* **Your task**
Copy out, from the data below, each line in which the word "kind" occurs.

(Records drawn from a dataset)
※ ※ ※
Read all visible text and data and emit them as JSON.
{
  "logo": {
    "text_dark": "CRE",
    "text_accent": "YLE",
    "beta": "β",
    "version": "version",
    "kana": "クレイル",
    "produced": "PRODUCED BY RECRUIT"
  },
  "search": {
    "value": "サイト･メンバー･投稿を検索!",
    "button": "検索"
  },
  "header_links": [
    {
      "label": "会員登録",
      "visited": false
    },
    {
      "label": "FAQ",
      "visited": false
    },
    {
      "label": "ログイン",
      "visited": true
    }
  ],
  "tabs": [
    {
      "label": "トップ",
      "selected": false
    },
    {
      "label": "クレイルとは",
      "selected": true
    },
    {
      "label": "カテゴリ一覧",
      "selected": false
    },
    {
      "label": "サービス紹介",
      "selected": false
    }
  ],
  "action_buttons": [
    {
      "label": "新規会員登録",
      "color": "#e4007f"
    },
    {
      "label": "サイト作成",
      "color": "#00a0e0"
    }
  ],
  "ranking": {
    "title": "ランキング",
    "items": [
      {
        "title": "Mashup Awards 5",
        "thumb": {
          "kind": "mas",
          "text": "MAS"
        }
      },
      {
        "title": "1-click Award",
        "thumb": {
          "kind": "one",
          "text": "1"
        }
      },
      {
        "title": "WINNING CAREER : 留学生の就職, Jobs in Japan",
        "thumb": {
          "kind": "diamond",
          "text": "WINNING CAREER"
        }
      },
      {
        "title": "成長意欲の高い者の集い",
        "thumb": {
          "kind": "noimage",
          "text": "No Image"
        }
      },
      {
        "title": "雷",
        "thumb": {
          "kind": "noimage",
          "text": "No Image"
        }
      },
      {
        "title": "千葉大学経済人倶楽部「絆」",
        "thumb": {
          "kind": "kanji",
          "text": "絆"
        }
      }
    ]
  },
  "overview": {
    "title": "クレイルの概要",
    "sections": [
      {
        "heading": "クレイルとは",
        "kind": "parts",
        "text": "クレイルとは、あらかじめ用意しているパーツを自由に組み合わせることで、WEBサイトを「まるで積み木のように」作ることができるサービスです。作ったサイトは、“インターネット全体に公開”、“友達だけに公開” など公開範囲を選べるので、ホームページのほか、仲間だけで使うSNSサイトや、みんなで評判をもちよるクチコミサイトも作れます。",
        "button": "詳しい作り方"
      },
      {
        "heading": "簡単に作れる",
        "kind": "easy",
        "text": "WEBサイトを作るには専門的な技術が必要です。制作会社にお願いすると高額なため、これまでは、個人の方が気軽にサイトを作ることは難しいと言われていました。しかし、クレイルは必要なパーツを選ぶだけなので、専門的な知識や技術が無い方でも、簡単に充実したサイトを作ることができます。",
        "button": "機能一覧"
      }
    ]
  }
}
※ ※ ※
* **Answer to this task**
          "kind": "mas",
          "kind": "one",
          "kind": "diamond",
          "kind": "noimage",
          "kind": "noimage",
          "kind": "kanji",
        "kind": "parts",
        "kind": "easy",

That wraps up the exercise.